---------- DATA EXTRACT ----------
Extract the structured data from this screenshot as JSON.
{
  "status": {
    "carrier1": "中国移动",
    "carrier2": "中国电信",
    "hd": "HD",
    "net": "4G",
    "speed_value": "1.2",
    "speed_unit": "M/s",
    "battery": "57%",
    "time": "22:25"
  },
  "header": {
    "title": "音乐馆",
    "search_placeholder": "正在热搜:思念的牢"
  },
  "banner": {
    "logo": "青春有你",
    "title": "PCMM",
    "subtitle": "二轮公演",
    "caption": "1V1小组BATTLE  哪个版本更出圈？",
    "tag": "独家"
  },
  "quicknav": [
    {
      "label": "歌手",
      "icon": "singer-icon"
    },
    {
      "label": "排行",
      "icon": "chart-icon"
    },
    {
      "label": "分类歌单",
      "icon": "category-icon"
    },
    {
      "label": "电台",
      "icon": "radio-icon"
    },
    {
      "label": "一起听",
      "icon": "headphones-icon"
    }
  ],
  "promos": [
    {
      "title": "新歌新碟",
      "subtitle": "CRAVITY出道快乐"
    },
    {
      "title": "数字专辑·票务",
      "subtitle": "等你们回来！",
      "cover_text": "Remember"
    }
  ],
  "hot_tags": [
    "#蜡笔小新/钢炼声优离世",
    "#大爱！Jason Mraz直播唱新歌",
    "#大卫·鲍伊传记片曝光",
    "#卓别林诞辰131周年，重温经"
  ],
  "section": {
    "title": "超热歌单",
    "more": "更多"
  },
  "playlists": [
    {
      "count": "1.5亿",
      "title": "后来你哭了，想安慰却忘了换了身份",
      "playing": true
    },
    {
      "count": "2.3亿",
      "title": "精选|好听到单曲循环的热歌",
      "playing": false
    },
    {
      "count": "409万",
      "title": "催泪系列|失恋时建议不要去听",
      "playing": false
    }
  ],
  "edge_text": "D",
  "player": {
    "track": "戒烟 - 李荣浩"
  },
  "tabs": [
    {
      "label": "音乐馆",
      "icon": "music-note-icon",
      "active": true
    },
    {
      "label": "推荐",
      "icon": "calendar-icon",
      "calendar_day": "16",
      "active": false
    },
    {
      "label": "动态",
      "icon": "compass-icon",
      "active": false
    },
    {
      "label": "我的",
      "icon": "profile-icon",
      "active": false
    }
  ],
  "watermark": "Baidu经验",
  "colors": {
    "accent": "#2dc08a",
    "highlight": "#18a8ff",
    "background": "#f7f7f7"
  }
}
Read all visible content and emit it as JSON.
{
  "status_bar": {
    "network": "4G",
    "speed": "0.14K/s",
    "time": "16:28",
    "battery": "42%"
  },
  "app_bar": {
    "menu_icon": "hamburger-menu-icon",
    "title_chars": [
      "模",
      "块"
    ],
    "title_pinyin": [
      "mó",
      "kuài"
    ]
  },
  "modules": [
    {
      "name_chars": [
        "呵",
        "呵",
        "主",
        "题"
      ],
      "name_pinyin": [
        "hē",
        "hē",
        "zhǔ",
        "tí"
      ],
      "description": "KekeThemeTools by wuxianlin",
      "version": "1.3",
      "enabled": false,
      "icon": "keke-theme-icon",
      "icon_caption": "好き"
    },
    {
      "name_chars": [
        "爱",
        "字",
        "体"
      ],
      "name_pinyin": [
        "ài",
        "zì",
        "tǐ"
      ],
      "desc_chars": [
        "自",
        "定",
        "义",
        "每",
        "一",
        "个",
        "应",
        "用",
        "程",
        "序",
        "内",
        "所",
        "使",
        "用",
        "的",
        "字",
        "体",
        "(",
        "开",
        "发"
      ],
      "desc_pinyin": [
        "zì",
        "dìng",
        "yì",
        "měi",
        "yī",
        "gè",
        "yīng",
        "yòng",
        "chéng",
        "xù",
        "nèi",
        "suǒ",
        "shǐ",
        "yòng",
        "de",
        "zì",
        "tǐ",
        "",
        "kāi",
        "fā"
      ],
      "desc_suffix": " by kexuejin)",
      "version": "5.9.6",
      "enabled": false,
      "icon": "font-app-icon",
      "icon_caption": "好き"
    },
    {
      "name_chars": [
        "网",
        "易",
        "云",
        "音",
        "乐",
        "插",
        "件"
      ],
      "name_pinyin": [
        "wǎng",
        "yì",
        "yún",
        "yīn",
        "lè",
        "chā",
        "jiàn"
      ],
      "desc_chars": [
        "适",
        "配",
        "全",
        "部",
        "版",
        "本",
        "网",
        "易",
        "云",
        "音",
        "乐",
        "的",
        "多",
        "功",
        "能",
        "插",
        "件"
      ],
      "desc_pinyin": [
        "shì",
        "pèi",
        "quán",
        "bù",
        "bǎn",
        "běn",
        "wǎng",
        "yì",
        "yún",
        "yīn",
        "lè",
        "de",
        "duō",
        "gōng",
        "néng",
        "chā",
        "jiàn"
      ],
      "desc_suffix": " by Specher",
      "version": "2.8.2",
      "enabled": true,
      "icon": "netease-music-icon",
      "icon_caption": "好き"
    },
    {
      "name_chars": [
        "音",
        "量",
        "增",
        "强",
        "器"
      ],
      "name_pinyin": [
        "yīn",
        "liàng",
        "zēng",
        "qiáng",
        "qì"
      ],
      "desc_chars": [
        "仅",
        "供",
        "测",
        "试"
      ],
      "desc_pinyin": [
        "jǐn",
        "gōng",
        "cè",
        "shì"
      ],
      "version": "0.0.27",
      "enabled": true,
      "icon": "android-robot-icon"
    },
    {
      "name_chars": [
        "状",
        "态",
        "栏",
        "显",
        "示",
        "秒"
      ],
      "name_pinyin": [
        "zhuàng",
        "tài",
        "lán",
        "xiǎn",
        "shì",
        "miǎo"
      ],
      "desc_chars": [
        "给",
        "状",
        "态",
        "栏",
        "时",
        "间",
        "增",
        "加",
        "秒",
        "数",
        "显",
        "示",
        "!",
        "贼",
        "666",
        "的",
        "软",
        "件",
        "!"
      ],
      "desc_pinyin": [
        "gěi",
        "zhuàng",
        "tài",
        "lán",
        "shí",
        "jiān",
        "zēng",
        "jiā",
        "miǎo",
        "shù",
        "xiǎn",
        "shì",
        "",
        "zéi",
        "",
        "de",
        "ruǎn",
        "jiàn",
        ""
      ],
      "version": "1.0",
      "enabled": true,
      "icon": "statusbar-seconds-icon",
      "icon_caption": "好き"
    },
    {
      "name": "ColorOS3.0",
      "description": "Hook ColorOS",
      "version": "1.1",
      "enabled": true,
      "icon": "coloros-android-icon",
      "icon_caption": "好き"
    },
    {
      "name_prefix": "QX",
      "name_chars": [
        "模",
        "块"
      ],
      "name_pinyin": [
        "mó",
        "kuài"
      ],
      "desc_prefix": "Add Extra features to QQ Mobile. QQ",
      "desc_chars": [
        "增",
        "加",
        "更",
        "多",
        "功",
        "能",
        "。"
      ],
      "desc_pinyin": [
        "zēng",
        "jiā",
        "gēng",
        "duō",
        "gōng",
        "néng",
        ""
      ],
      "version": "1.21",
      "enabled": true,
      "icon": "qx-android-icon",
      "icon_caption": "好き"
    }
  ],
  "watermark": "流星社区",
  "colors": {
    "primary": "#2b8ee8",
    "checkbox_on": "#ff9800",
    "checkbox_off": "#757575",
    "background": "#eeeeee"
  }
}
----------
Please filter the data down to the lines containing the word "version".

## [YOUR RESPONSE]
      "version": "1.3",
      "version": "5.9.6",
      "version": "2.8.2",
      "version": "0.0.27",
      "version": "1.0",
      "version": "1.1",
      "version": "1.21",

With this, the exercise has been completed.